              Control  the trace capabilities of a running yaws daemon. If the
              http or traffic option is given, the daemon will write a log for
              debug purposes into the logdir.

       --wait-started[=T] [--id ID]
              Waits  at  most 30 seconds for the server to start. Exits with 0
              if server is running, 1  otherwise.  Typically  useful  in  test
              scripts.  The default 30 seconds can be modified by appending =T
              to the option, where T is the desired number of seconds to  wait
              for the server to start.

       --check YawsFile [IncDirs ....]
              Test compile a `.yaws' file. Useful in Makefiles when we want to
              ensure that all .yaws files are syntactically correct

              output version information and exit

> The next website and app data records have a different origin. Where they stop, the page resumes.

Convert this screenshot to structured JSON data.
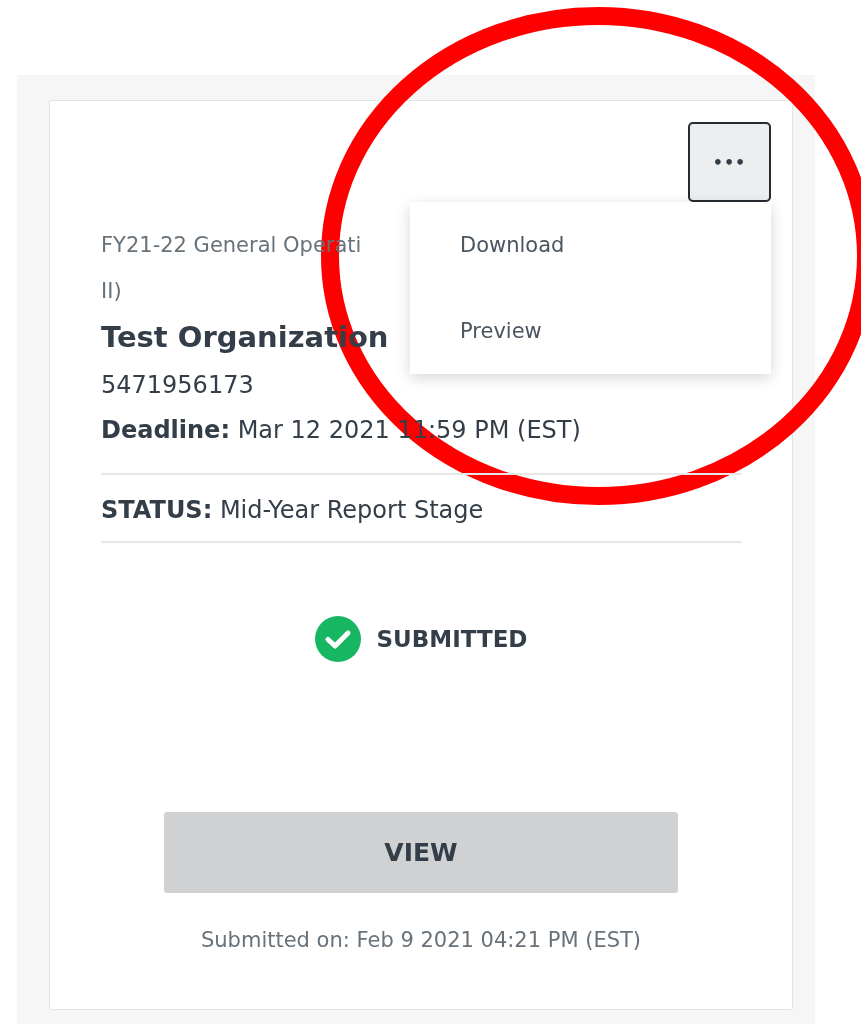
{
  "card": {
    "more_button": {
      "label": "•••"
    },
    "title_lines": [
      "FY21-22 General Operati",
      "II)"
    ],
    "organization": "Test Organization",
    "number": "5471956173",
    "deadline": {
      "label": "Deadline:",
      "value": "Mar 12 2021 11:59 PM (EST)"
    },
    "status": {
      "label": "STATUS:",
      "value": "Mid-Year Report Stage"
    },
    "submission": {
      "done": true,
      "text": "SUBMITTED"
    },
    "view_button": {
      "label": "VIEW"
    },
    "submitted_on": "Submitted on: Feb 9 2021 04:21 PM (EST)"
  },
  "menu": {
    "open": true,
    "items": [
      {
        "label": "Download"
      },
      {
        "label": "Preview"
      }
    ]
  },
  "annotation": {
    "kind": "ellipse",
    "color": "#ff0000"
  }
}
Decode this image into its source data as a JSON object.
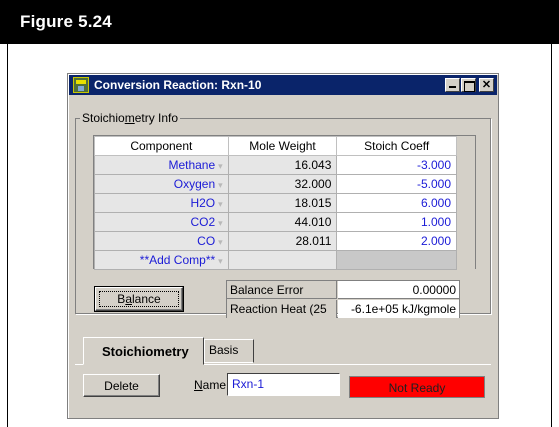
{
  "figure": {
    "title": "Figure 5.24"
  },
  "window": {
    "title": "Conversion Reaction: Rxn-10",
    "close_glyph": "✕"
  },
  "stoich_group": {
    "label_before": "Stoichio",
    "label_accel": "m",
    "label_after": "etry Info"
  },
  "table": {
    "headers": [
      "Component",
      "Mole Weight",
      "Stoich Coeff"
    ],
    "rows": [
      {
        "component": "Methane",
        "mole_weight": "16.043",
        "stoich_coeff": "-3.000"
      },
      {
        "component": "Oxygen",
        "mole_weight": "32.000",
        "stoich_coeff": "-5.000"
      },
      {
        "component": "H2O",
        "mole_weight": "18.015",
        "stoich_coeff": "6.000"
      },
      {
        "component": "CO2",
        "mole_weight": "44.010",
        "stoich_coeff": "1.000"
      },
      {
        "component": "CO",
        "mole_weight": "28.011",
        "stoich_coeff": "2.000"
      },
      {
        "component": "**Add Comp**",
        "mole_weight": "",
        "stoich_coeff": ""
      }
    ],
    "dropdown_glyph": "▾"
  },
  "balance_button": {
    "label_before": "B",
    "label_accel": "a",
    "label_after": "lance"
  },
  "balance_info": {
    "error_label": "Balance Error",
    "error_value": "0.00000",
    "heat_label": "Reaction Heat (25",
    "heat_value": "-6.1e+05 kJ/kgmole"
  },
  "tabs": {
    "active": "Stoichiometry",
    "inactive": "Basis"
  },
  "footer": {
    "delete_label": "Delete",
    "name_label_accel": "N",
    "name_label_rest": "ame",
    "name_value": "Rxn-1",
    "status_text": "Not Ready",
    "status_color": "#ff0000"
  }
}
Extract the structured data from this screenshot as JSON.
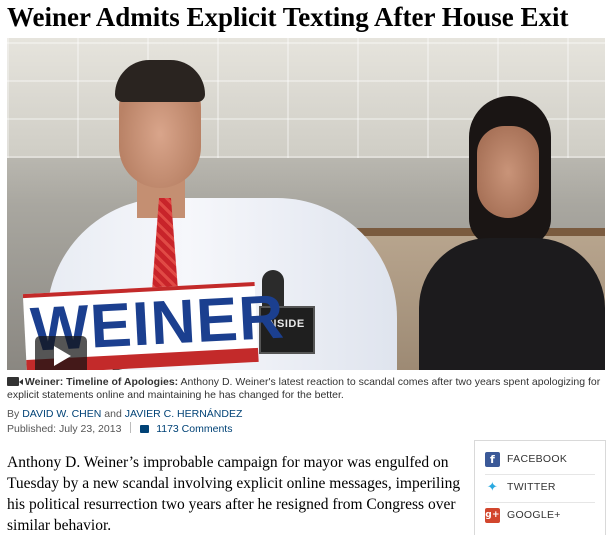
{
  "article": {
    "headline": "Weiner Admits Explicit Texting After House Exit",
    "media": {
      "sign_text": "WEINER",
      "mic_logo_text": "INSIDE",
      "play_button_icon": "play-icon"
    },
    "caption": {
      "title": "Weiner: Timeline of Apologies:",
      "text": "Anthony D. Weiner's latest reaction to scandal comes after two years spent apologizing for explicit statements online and maintaining he has changed for the better."
    },
    "byline": {
      "prefix": "By",
      "author1": "DAVID W. CHEN",
      "conjunction": "and",
      "author2": "JAVIER C. HERNÁNDEZ"
    },
    "published": "Published: July 23, 2013",
    "comments": "1173 Comments",
    "body": "Anthony D. Weiner’s improbable campaign for mayor was engulfed on Tuesday by a new scandal involving explicit online messages, imperiling his political resurrection two years after he resigned from Congress over similar behavior."
  },
  "share": {
    "facebook": "FACEBOOK",
    "twitter": "TWITTER",
    "google": "GOOGLE+"
  },
  "colors": {
    "link": "#004276",
    "facebook": "#3b5998",
    "twitter": "#2aa9e0",
    "google": "#d2462d"
  }
}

       HOME   Is used to determine where we  write  the  temporary  files.  By
              default  all  tmp files end up in $HOME/.yaws. This includes the
              JIT files that are the result of processed .yaws files and  also
              the  so  called control file that is used by the daemon to write
              the port number to which it is listening  for  control  commands
              such as "yaws --status"

              Thus  HOME  is the handle we use in the control commands to find
              the control file so that we know where to connect to.

              Can be used to override the HOME variable. This is  useful  when
              we for example are running yaws under port binding programs such
              as authpriv.

              It's useful by distros that don't want Yaws to write  any  files
              ever in the HOME directory of root.

       Written by Claes Wikstrom

       yaws.conf(5) erl(1)